Task details
Determine the number of lines in the listing below where the string "true" occurs; answer with the number alone.

Dataset

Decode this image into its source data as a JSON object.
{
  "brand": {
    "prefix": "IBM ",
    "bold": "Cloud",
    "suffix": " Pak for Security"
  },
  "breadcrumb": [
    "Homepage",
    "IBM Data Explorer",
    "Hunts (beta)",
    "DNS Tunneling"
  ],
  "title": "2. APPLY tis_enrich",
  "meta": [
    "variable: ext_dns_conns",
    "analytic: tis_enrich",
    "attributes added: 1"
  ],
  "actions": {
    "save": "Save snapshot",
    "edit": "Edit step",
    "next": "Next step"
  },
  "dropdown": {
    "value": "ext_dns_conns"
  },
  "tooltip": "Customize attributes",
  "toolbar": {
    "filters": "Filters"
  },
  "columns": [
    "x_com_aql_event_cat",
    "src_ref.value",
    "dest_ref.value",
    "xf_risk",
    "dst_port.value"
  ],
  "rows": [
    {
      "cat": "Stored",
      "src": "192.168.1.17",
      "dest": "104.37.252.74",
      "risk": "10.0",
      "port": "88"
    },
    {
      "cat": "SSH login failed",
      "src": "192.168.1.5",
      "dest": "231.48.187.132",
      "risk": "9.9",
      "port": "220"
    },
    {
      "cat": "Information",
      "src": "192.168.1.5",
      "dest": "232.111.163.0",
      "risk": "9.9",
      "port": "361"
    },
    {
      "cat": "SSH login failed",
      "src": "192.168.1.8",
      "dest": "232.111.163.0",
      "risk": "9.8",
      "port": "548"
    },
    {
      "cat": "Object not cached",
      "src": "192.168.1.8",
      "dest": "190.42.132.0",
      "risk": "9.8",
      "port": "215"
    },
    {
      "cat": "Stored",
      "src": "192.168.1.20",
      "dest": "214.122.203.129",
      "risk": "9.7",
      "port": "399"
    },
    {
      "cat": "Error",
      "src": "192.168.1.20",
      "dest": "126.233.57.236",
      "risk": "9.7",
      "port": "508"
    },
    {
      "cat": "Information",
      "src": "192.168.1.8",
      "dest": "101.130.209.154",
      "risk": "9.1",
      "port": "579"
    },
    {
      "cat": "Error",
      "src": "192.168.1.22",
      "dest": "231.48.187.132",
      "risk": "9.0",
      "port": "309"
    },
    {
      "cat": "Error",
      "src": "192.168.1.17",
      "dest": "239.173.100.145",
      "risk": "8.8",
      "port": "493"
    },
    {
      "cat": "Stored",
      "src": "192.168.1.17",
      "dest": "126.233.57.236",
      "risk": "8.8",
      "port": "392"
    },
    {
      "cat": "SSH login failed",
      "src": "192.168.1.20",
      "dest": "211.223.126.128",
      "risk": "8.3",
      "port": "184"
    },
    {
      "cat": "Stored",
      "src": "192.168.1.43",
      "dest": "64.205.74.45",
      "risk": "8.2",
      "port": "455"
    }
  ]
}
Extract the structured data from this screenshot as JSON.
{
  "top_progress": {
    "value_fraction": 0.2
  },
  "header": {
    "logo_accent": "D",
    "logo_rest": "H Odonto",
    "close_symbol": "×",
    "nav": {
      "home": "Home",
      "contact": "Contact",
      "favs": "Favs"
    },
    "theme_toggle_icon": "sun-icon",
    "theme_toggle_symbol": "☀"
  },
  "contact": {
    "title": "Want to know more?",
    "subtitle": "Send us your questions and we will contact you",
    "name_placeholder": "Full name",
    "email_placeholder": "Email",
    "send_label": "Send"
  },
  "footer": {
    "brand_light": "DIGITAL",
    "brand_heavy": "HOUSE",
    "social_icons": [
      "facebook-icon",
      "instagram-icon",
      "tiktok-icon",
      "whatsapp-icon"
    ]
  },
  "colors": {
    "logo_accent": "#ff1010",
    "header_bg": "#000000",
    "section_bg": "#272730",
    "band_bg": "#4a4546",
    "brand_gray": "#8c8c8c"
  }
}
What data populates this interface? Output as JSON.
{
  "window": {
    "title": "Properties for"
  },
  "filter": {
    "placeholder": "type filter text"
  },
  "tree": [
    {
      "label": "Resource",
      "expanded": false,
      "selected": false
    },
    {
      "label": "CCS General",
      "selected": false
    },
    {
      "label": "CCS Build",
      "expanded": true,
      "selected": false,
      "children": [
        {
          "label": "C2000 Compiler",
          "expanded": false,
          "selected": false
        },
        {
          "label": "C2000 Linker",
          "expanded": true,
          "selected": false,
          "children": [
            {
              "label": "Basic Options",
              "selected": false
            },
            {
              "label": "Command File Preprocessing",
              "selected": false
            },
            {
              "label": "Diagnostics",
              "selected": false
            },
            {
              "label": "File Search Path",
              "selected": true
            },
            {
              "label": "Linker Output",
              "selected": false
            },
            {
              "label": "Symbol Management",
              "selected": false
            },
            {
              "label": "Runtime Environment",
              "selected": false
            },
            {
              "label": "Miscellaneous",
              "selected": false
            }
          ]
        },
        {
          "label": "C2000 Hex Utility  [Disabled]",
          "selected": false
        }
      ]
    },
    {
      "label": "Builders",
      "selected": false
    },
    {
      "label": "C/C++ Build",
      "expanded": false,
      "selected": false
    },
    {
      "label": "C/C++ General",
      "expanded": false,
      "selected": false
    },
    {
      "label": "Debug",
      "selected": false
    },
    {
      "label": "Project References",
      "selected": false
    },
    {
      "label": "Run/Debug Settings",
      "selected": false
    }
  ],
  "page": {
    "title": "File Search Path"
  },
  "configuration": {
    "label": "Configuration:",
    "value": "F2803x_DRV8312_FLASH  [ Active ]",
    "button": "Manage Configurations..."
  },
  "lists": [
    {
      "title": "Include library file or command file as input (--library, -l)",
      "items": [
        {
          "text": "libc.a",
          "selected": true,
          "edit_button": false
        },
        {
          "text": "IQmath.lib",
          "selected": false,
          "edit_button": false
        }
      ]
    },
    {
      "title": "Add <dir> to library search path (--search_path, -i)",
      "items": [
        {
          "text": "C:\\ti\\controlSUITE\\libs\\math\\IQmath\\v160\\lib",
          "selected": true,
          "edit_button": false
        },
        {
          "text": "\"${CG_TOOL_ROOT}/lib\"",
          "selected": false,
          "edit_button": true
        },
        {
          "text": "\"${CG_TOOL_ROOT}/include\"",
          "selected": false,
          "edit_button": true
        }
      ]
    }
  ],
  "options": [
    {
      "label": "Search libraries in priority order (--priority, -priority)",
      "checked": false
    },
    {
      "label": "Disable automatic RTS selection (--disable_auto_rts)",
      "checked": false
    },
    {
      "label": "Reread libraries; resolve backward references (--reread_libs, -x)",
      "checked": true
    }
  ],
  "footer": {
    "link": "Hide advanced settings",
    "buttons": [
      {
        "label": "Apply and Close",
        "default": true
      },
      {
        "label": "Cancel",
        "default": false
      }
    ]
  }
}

Result for this task
9